Other business included the movement to launch small processing plants to compete with the big four packers in the Southeastern U.S. brought up by founder Fred Stokes from Meridian, Miss.; various membership fees and categories within the organization; OCM’s September Fly-In to Washington, D.C.; the establishment of OCM’s 501 (c)(4) affiliate Competitive Markets Action; and the breakdown and details about funding OCM has raised to help prevent the inclusion of EATS in the upcoming Farm Bill. A motion was made by member Connie Buttram from Albertville, Ala., to have board Secretary Marty Irby oversee public correspondence to OCM’s email membership list, social media, and public-facing communication under the oversight of the Executive Committee. Vice-President Mike Schultz also addressed the international discussion focused on CO2 emissions in American agriculture and the slanted messaging he’s seen from that movement. OCM Board Director and former Cattlemen’s Beef Board Member Dave Wright from Neligh, Nebraska, brought up the issue of continued scandals within the USDA’s Commodity Checkoff Programs and OCM’s work to pass the OFF Act.
President Taylor Haynes speaks during the annual officers election at the OCM conference

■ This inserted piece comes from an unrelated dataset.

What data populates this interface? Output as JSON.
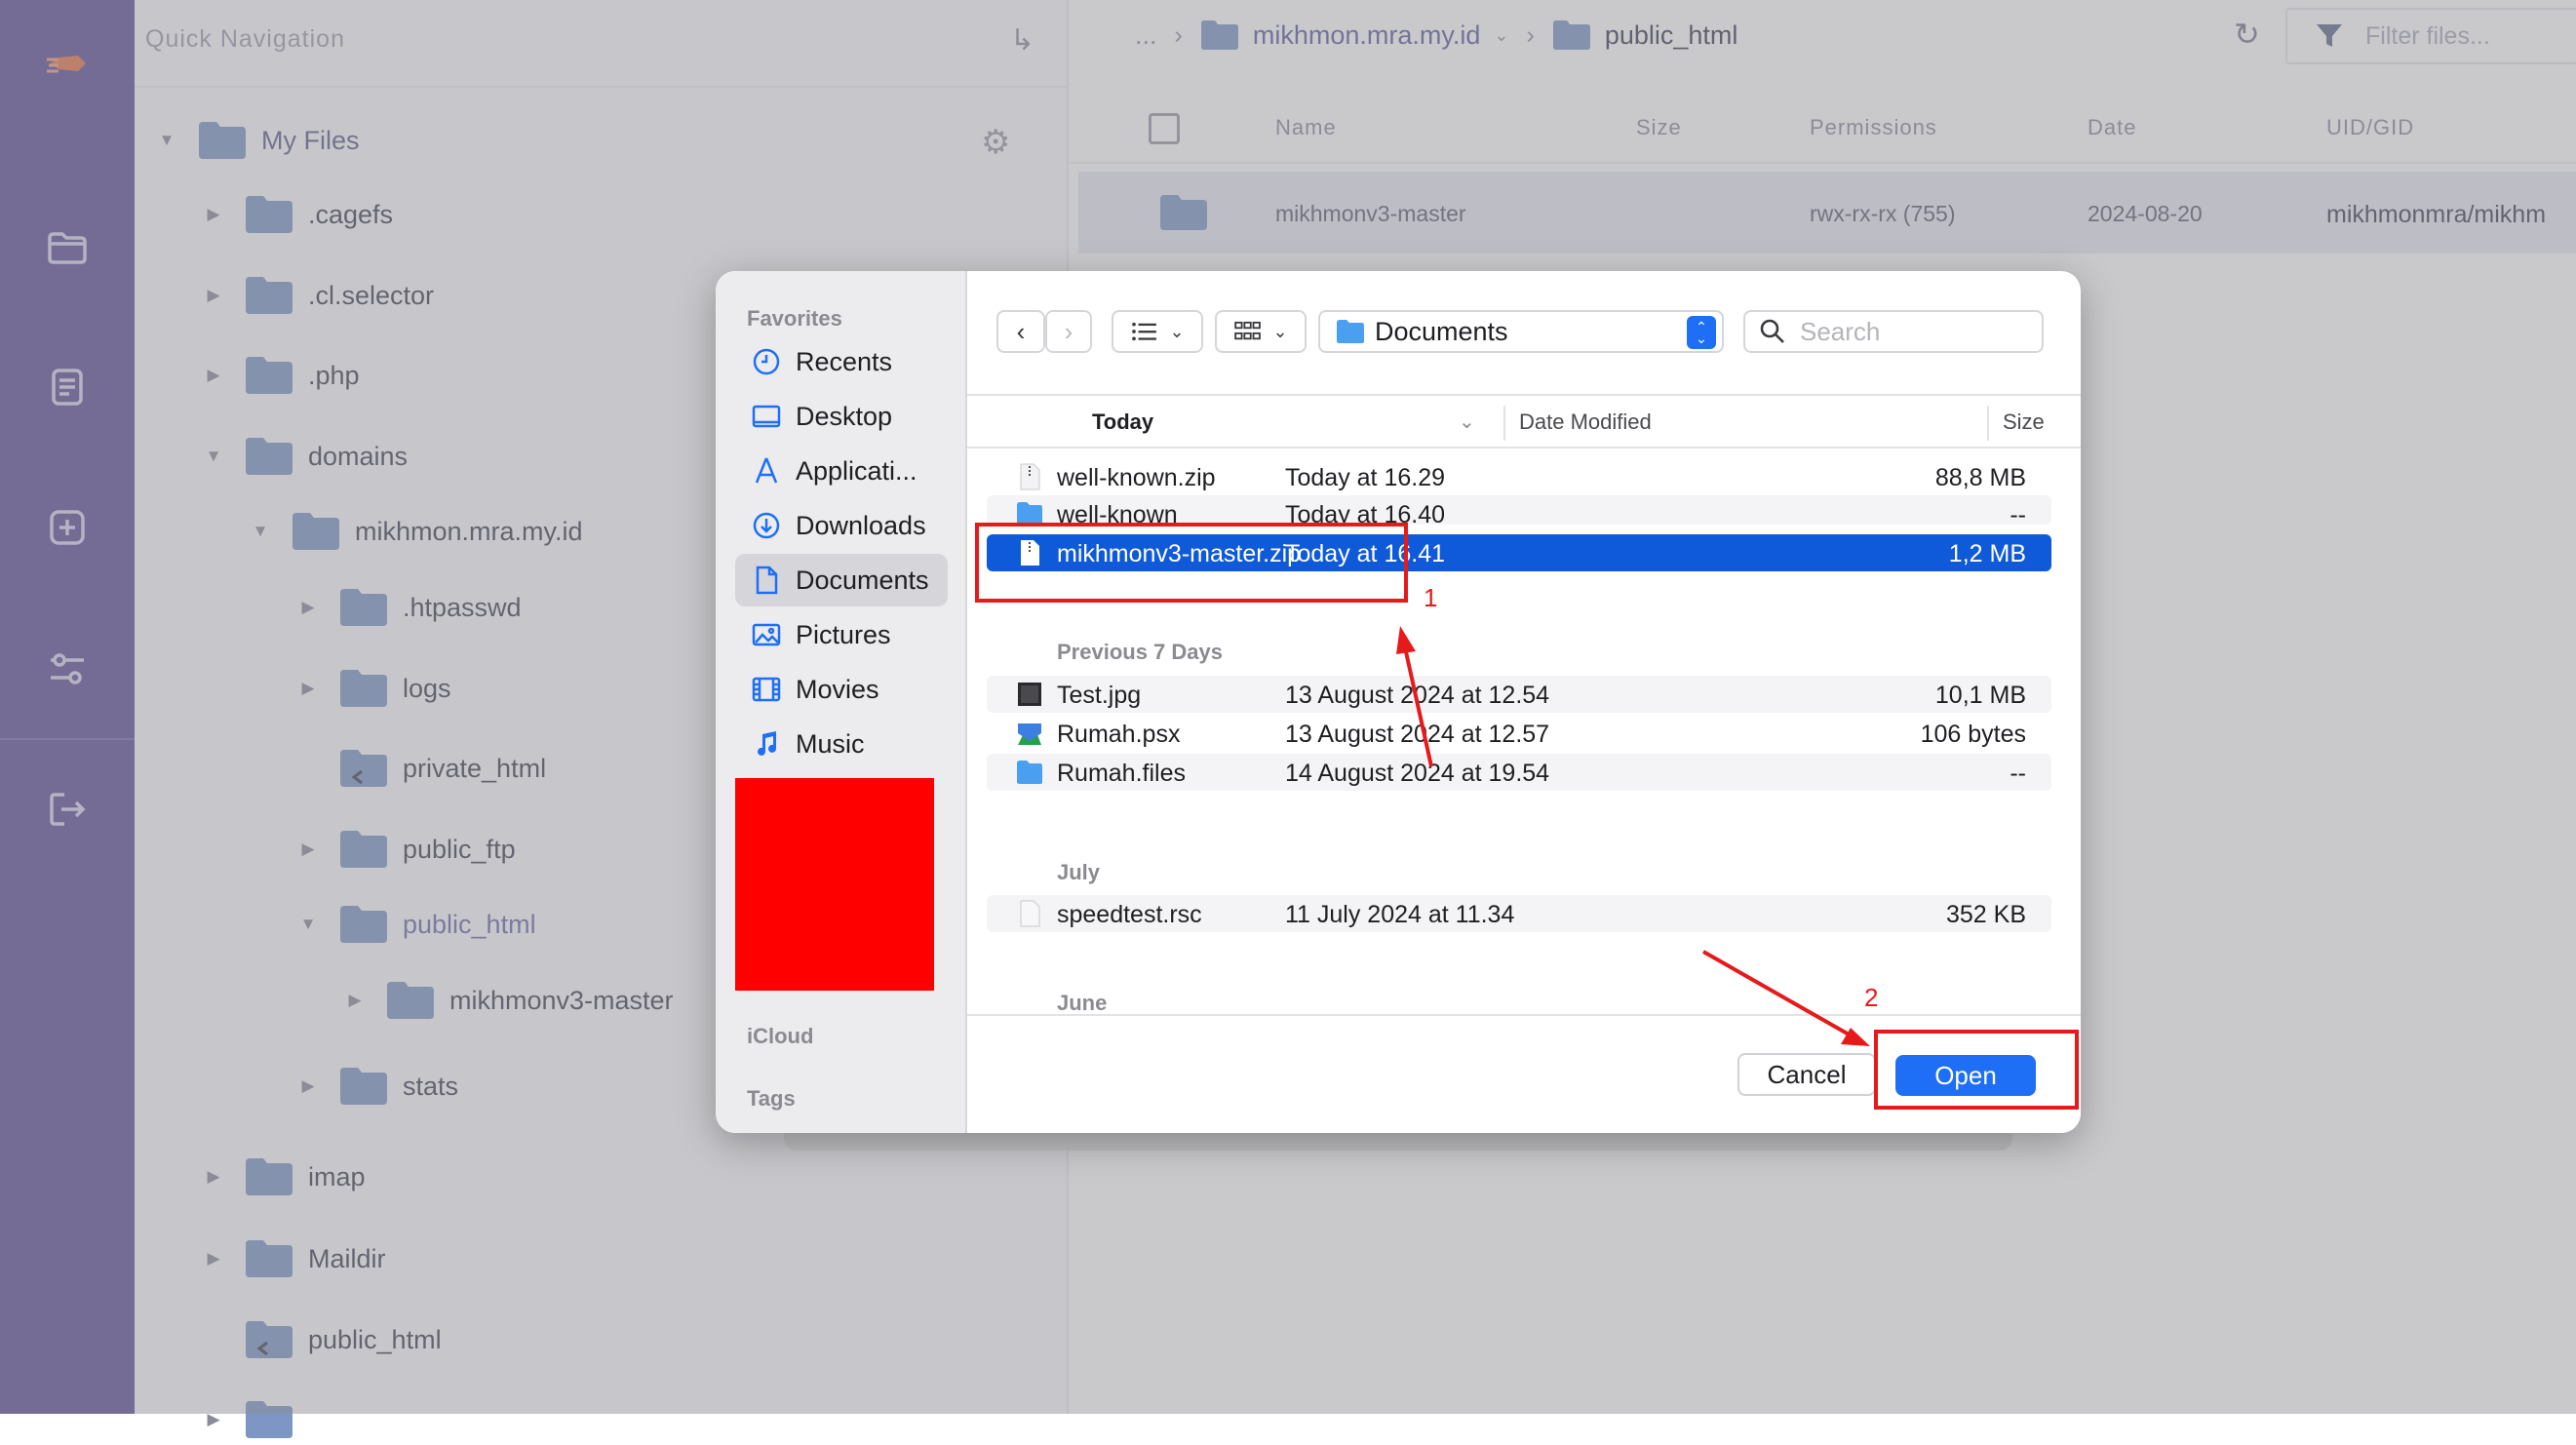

In June, OCM launched a campaign against the EATS Act that centers the opposition of family poultry, pork, and dairy farms as well as independent cattle ranchers. Specifically, it highlights their concern that Chinese interests are not solely focused on land rights; they are aggressively acquiring entire agricultural companies, posing a significant threat to our farming sovereignty. The organization, along with other groups, continue to work to achieve checkoff reform so family farmers can stay afloat, and has been a leader on the OFF Act since it was first introduced as a previous iteration in 2016. The latest developments and scandals uncovered within the USDA checkoffs presented to Congress and the Biden Administration can be found here.
The Organization for Competitive Markets (OCM) is a 501(c)(3) non-profit based in Lincoln, Nebraska. The foundation of the Organization for Competitive Markets is to fight for competitive markets in agriculture for farmers, ranchers and rural communities. True competition reduces the need for economic regulation. Our mission, and our duty, is to define and advocate the proper role of government in the agricultural economy as a regulator and enforcer of rules necessary for markets that are fair, honest, accessible and competitive for all citizens.
Competitive Markets Action (CMA) is a 501(c)(4) non-profit based in Washington, D.C., that was formed with the mission of shaping policy to promote more regenerative and sustainable agriculture, and competitive markets in the U.S., and to defend against attacks on states’ rights by the federal government. CMA works to raise awareness of the harm caused by multinational conglomerates to the American family farmer, the consumer and our U.S. economy as a whole in an effort to bring about legislative and regulatory reforms.
FOR IMMEDIATE RELEASE
July 31, 2023
Contact: Marty Irby